image via: onmogul.com
Do you remember the movie "The Wizard of Oz?" (Answer: Of course you do!) Good! Then maybe you remember the part where the Tin Man asks the Wizard for a heart. Here's a little piece of the exchange: The Wizard: [To the Tin Man] As for you, my galvanized friend - you want a heart! You don't know how lucky you are not to have one. Hearts will never be practical until they can be made unbreakable. The Tin Man: But I-- I still want one. The Wizard: Back where I come from, there are men who do nothing all day but good deeds. They are called phila-, er, er, philanth-er, good-deed doers! And their hearts are no bigger than yours. For all of his shortcomings, the Wizard realized one important truth. People can have the courage to do good deeds (like the Lion), and brains filled with knowledge (like the Scarecrow), but still be lacking in heart. As KidMin leaders, we should think about that. I mean, seriously think about it. Are we cramming kids heads full of Biblical knowledge, infusing them with the courage to apply that Scripture through the doing of good deeds, but then failing to help them develop a heart-felt relationship with Jesus? Or, put another way, are we raising up a bunch of little tin men for Jesus?

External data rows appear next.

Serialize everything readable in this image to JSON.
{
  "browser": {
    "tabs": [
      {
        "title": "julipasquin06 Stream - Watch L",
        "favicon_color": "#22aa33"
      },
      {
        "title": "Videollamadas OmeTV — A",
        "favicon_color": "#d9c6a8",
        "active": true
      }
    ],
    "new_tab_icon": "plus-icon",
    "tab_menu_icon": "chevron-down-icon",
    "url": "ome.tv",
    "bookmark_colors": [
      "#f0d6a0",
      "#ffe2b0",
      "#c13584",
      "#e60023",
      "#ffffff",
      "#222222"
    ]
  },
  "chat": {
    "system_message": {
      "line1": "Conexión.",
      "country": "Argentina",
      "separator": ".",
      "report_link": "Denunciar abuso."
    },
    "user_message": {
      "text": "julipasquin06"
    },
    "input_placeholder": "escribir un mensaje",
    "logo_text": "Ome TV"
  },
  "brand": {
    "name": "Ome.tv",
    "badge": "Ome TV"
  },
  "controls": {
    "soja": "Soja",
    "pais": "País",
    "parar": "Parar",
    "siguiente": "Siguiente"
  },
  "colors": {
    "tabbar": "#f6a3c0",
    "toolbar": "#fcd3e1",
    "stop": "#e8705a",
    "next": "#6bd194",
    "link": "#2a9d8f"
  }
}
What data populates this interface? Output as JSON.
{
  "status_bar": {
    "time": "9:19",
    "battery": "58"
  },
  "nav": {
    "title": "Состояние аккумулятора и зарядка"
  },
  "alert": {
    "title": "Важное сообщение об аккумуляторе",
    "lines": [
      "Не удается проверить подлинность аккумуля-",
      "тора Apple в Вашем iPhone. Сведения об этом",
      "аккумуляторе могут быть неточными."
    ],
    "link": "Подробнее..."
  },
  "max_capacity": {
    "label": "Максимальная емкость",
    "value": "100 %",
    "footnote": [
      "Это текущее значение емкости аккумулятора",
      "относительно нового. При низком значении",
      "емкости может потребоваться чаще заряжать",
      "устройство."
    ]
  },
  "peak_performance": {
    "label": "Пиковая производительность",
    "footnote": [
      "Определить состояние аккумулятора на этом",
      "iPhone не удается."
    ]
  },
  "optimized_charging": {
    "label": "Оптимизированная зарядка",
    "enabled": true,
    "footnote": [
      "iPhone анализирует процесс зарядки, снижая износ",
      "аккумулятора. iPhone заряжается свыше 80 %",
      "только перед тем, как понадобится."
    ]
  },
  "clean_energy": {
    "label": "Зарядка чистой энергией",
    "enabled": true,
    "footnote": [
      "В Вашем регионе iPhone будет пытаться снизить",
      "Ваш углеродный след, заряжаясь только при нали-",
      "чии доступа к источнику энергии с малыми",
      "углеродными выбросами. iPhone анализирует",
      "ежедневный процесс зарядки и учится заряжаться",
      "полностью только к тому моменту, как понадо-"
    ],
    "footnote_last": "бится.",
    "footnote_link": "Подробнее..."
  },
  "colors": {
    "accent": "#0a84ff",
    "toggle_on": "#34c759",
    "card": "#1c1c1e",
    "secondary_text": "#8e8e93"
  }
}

Obviously, there's nothing wrong with teaching Biblical truth and practical application. A good KidMin curriculum should be chock-full of both. But if we stop there, we're missing what's at the heart of following Jesus.
In geek-speak, these 3 areas of formative growth are known by the following terms: cognitive (head), behavioral (hands), and affective (heart). When you're evaluating a KidMin curriculum, look for something that has all three. Cognitive (the head): a good curriculum should teach the truth of Scripture in a way that is understandable and memorable for a kid. More than that, it should place God (not people) at the center of each story.
Behavioral (the hands): a good curriculum should help kids understand how to apply Scripture to their every day lives. As with all things, balance is key. Some curriculum falls on the side of moralism while others are purposefully void of all application. Find the middle.
Affective (the heart): a good curriculum should give kids space and direction for developing a heart-felt relationship with Jesus through the spiritual disciplines. Ask yourself, does this curriculum give kids space to hear from God through scripture reading and to talk with Him through prayer, art, journaling, etc. This is the piece that most curriculum is missing.
4 years ago, as I first began developing GO! curriculum, I knew we had to hit all three. More specifically, I had to wrestle with how we were going to meet the affective needs of kids. In the end, the answer was as simple as it is effective. And best of all, you can incorporate it into your KidMin no matter what curriculum you use. Try this:
Set up a variety of response stations around your KidMin room. For example, create a prayer station with note cards that kids can write their prayers to God on, then hang them on a clothesline attached to the wall. Create a journal station where kids can write letters to God, then put them in a mailbox. Create an art station with butcher block paper where kids can draw, paint or sculpt a praise picture to Jesus. Create a Bible reading station where kids can sit quietly and read straight from God's Word. When the time comes, tell the kids to be very quiet. Tell them that this is a time between them and God, not them and their friends. Then release them to quietly move about.
If you've never done it before, you might be amazed by how responsibly the kids use their time. And just a heads up: be prepared for some truly holy moments in your KidMin. Best of all, moments like these teach the kids that being a follower of Jesus is more than being a tin man. It's more than simply knowing and doing stuff. It's also about having a heart for God and a relationship with their ever-loving, ever-living Savior.